Wednesday, January 09, 2008

oh what a night

Disclaimer: Please stop reading now if you don't deal well with death or have lost a loved one recently. There is probably another blog more suited to your needs right now and I urge you to visit them rather than linger here.

*********

Call me good or (philosophical debates aside) call it luck, but in my twelve years as a nurse I've never had a patient die unexpectedly while under my care. Of course various patients have died along the way, but their deaths were relatively peaceful and anticipated and I was able to offer comfort and dignity in their last moments. I find these ministrations rewarding and meaningful and I don't shy away from them. For me it is an honour to be there in a person's final hours.

Still, it came as something of a shock to find a patient obviously dead at 4am last night. I knew the moment I stepped behind the curtain, but as she was still listed for resuscitation I had to respond to the emergency and call a code. She'd been unwell for some time and we could not revive her. As we pulled up the sheet and recorded the time of death our heads were spinning. Night shifts run on skeleton staff so there was no chance to sit with the patient and pay our respects. It was immediately on to the tasks left undone during the emergency.

At 5am I helped turn a patient and was not happy with her condition. She had deteriorated significantly during the course of the night so I asked the doctor to come and review her. At 6:15am we called another code. After 15 minutes this patient too was declared deceased, in the bed right next to the first patient. Again there was no time to contemplate, reflect, or honour the long, full life of this patient. We had little choice but to madly try to complete our duties before the morning staff arrived.

The whole episode seemed quite surreal. Two patients in one night, right next to each other? Unheard of, at least in this small place. Then there was the automatic defibrillator that kept telling us in a mechanical voice to stop CPR while it analysed a heart rhythm we knew did not exist. As I shut the lid to silence it, the strident voice called out 'open lid to continue CPR' and we couldn't help but laugh wryly at the incongruity of the situation. Then there was the nurse on another ward, who could not have failed to hear the code called over the hospital PA, but still kept phoning and asking for assistance with a relatively minor problem they had. Things became more absurd when other patients, oblivious to the mayhem, buzzed for blankets, bed pans, clean sheets, panadol. I stared at them dazedly - blankets, bedpans, clean sheets and panadol in the midst of pandemonium as we attempted to cheat death?
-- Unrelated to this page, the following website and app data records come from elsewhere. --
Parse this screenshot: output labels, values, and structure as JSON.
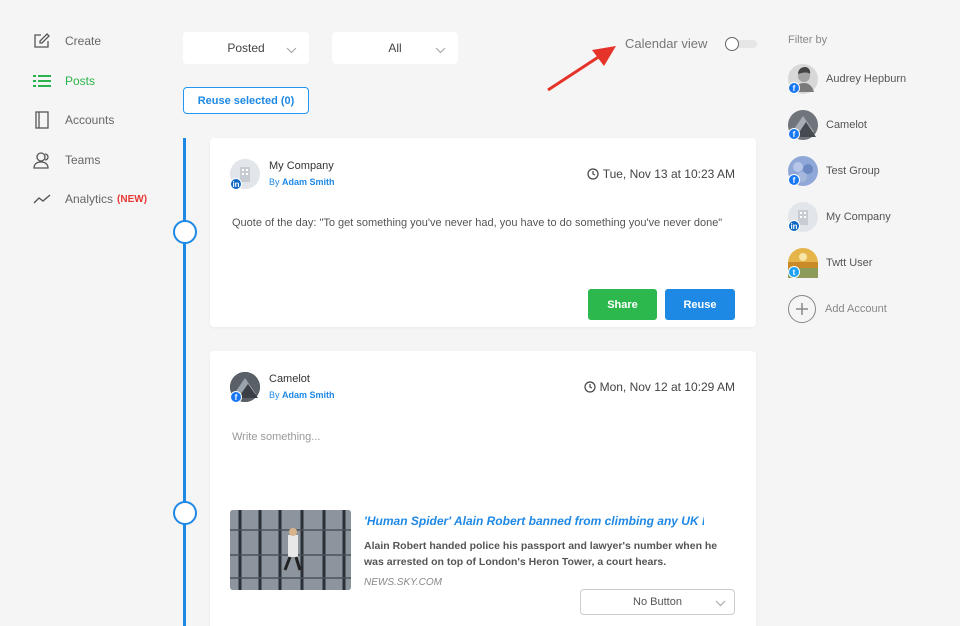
{
  "sidebar": {
    "items": [
      {
        "label": "Create",
        "icon": "edit-icon"
      },
      {
        "label": "Posts",
        "icon": "list-icon",
        "active": true
      },
      {
        "label": "Accounts",
        "icon": "book-icon"
      },
      {
        "label": "Teams",
        "icon": "users-icon"
      },
      {
        "label": "Analytics",
        "icon": "chart-line-icon",
        "badge": "(NEW)"
      }
    ]
  },
  "toolbar": {
    "status_filter": "Posted",
    "type_filter": "All",
    "reuse_selected_label": "Reuse selected (0)",
    "calendar_view_label": "Calendar view",
    "calendar_view_on": false
  },
  "posts": [
    {
      "account": "My Company",
      "by_prefix": "By",
      "author": "Adam Smith",
      "network": "linkedin",
      "time": "Tue, Nov 13 at 10:23 AM",
      "text": "Quote of the day: \"To get something you've never had, you have to do something you've never done\"",
      "share_label": "Share",
      "reuse_label": "Reuse"
    },
    {
      "account": "Camelot",
      "by_prefix": "By",
      "author": "Adam Smith",
      "network": "facebook",
      "time": "Mon, Nov 12 at 10:29 AM",
      "text_placeholder": "Write something...",
      "link": {
        "title": "'Human Spider' Alain Robert banned from climbing any UK buildir",
        "description": "Alain Robert handed police his passport and lawyer's number when he was arrested on top of London's Heron Tower, a court hears.",
        "source": "NEWS.SKY.COM",
        "button_option": "No Button"
      }
    }
  ],
  "filter": {
    "title": "Filter by",
    "accounts": [
      {
        "name": "Audrey Hepburn",
        "network": "facebook"
      },
      {
        "name": "Camelot",
        "network": "facebook"
      },
      {
        "name": "Test Group",
        "network": "facebook"
      },
      {
        "name": "My Company",
        "network": "linkedin"
      },
      {
        "name": "Twtt User",
        "network": "twitter"
      }
    ],
    "add_account_label": "Add Account"
  },
  "colors": {
    "accent": "#1e88e5",
    "active_green": "#29b34a",
    "share_green": "#2db84d",
    "new_red": "#e53935",
    "background": "#f5f5f5"
  }
}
I dished out requests quickly and quietly, asking for patience as we sought to recover from each crisis.

When the night finally ended we four nurses ducked down to the local cafe for a drink and debrief before heading home to sleep and do it all again tonight.

Only I'm not doing it again tonight, because as it turns out I couldn't sleep. I kept seeing the dead, pondering what we did, wondering if we could have done more as my heart raced. Calm balm, soothing music, reading to tire me out... nothing worked. I repeatedly dropped off to sleep for a few minutes before waking with a start and returning to the night's events in my mind.

So while I seemed to cope at the time and accept the patient's deaths (they were old, unwell, one can't keep people alive forever), the emotional toll played out in my head today. What a terrible way to die. What an indignity. What a miserable end. And what of the families, rudely awoken with the sad news? And the other patients in the room who endured the events behind rustling curtains? Unpleasant. Disturbing.

Twelve years code free, but what a horrible way to end the run. Miserable. Unpleasant. Hideous. I know it had to happen some time, but I'd like another twelve years event free. Please.

Labels:

1 Comments:

At Sunday, February 10, 2008 7:54:00 am, Anonymous Onehealthpro said...

God bless you. You did your best amid a system of caregiving that is woefully inadequate. My heart aches too for the patient who heard the commotion, undoubtedly thinking, is my turn next must have faced dreadful minutes or hours alone. The stressed out staff who are so swamped all they can do is keep moving also break my heart for it is inhumane not to grieve the loss of a life. When staff are pushed to nullify their feelings rather than grieve and deal with the hard work of being human, they are forced to relinquish some of their own humanity in the process. We must find better ways to accomplish health care delivery. For perhaps you'll be granted another 12 years, but somewhere in America, later today, a nurse will have an evening exactly like the one you experienced.
Onehealthpro

 

Post a Comment

<< Home